This "new" facility replaced a two-story wooden building described as "old and dilapidated." The building served as the county's jail facilities from its construction until 1971 when an annex was completed. The annex is located directly behind the Old Jail. Both buildings fell into disuse when the county seat was moved from Southport to Bolivia in 1978.
When built, the first floor provided living quarters for the jailer and his family. Later one of the small rooms on the first floor was used as a property room to store items taken in police searches. Located on the second floor, are two steel cells—4 bunks with a commode and washbasin and a runabout around the perimeter of the room. The bars are flat iron riveted together. Windows throughout the building and the front doors are all barred.
Perhaps its most famous "criminal" was Sissy Spacek, who was jailed during scenes from the movie Crimes of the Heart, which was filmed in the building in the summer of 1986. Beginning in 1998, the historical society began restoring thejail in order to open it to the public. Currently the Old Jail houses a small museum and serves as the headquarters for the Southport Historical Society.

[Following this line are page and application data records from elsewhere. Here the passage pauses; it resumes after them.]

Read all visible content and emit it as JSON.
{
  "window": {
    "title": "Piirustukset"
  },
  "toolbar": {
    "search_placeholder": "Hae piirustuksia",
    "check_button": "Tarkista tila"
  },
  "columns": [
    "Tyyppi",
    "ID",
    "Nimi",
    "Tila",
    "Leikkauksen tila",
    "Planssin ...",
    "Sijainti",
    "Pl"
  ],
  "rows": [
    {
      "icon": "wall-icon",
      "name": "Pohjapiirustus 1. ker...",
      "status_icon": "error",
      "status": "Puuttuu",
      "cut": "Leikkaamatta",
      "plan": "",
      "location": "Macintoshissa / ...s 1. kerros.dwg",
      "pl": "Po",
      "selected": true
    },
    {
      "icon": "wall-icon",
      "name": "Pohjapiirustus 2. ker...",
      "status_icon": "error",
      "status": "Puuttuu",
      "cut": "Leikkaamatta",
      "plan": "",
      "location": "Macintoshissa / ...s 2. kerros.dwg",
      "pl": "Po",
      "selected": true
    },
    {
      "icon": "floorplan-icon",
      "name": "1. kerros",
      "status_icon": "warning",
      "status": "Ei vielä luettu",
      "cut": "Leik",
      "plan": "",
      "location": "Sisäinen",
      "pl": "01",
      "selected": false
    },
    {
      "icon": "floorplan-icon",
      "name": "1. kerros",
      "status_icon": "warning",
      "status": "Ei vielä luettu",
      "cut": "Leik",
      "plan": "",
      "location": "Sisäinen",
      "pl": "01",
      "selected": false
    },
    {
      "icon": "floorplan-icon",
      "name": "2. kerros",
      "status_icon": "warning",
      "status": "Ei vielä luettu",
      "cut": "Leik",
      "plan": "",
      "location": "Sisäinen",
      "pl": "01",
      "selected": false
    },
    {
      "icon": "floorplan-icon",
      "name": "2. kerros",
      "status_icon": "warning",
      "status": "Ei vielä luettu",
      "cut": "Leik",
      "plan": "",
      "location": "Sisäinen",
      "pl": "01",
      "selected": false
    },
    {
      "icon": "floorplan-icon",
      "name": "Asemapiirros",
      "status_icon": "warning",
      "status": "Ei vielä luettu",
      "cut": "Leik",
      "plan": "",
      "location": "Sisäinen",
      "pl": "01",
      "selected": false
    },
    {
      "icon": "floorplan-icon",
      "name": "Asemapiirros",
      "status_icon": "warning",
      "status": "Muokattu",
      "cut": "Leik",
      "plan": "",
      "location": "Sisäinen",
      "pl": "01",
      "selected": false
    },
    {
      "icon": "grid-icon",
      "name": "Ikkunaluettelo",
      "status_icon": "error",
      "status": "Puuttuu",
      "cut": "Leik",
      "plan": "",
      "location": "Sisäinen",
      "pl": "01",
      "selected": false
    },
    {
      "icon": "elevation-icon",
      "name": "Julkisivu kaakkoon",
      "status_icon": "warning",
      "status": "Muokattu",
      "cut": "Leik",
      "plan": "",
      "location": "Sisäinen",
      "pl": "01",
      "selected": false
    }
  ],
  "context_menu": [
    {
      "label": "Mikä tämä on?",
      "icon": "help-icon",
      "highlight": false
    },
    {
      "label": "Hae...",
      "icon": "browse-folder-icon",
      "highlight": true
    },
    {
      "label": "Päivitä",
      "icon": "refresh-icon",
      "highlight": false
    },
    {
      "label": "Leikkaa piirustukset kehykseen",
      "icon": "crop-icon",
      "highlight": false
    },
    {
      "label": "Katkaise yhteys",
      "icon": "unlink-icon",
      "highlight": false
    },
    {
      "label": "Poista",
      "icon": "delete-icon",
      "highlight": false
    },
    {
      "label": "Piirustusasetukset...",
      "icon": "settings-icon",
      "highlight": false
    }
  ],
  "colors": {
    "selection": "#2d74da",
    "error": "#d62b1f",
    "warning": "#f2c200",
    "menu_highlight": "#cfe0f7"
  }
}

The "annex" is the home for the SouthportFriends of the Library.
Walk back in time by taking a stroll through the building. Visitors today can see the cells and read the graffiti left on the walls by prisoners from by-gone years.